--- DATASET EXCERPTS Enclosed Below ---

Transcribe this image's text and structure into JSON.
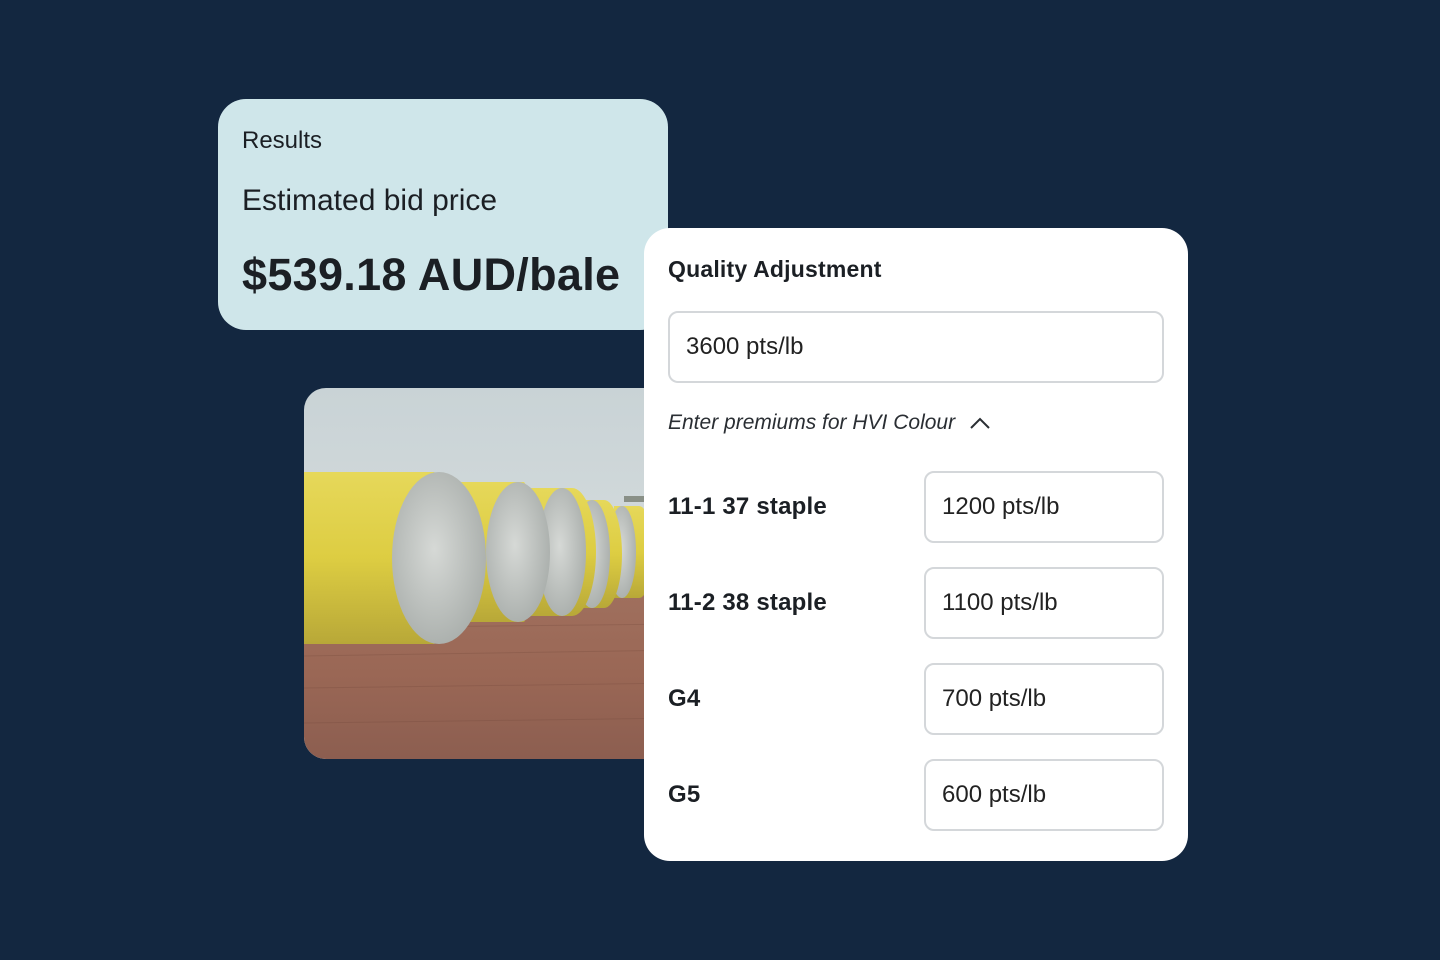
{
  "results": {
    "label": "Results",
    "subtitle": "Estimated bid price",
    "price": "$539.18 AUD/bale"
  },
  "photo": {
    "icon": "cotton-bales-photo"
  },
  "quality": {
    "title": "Quality Adjustment",
    "total_value": "3600 pts/lb",
    "toggle_label": "Enter premiums for HVI Colour",
    "toggle_icon": "chevron-up-icon",
    "grades": [
      {
        "label": "11-1 37 staple",
        "value": "1200 pts/lb"
      },
      {
        "label": "11-2 38 staple",
        "value": "1100 pts/lb"
      },
      {
        "label": "G4",
        "value": "700 pts/lb"
      },
      {
        "label": "G5",
        "value": "600 pts/lb"
      }
    ]
  },
  "colors": {
    "background": "#132740",
    "results_card": "#cfe6ea",
    "quality_card": "#ffffff"
  }
}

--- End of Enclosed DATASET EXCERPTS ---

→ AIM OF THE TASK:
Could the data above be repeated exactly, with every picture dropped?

→ EXERCISE SOLUTION:
Transcribe this image's text and structure into JSON.
{
  "results": {
    "label": "Results",
    "subtitle": "Estimated bid price",
    "price": "$539.18 AUD/bale"
  },
  "photo": {
    "icon": "cotton-bales-photo"
  },
  "quality": {
    "title": "Quality Adjustment",
    "total_value": "3600 pts/lb",
    "toggle_label": "Enter premiums for HVI Colour",
    "toggle_icon": "chevron-up-icon",
    "grades": [
      {
        "label": "11-1 37 staple",
        "value": "1200 pts/lb"
      },
      {
        "label": "11-2 38 staple",
        "value": "1100 pts/lb"
      },
      {
        "label": "G4",
        "value": "700 pts/lb"
      },
      {
        "label": "G5",
        "value": "600 pts/lb"
      }
    ]
  },
  "colors": {
    "background": "#132740",
    "results_card": "#cfe6ea",
    "quality_card": "#ffffff"
  }
}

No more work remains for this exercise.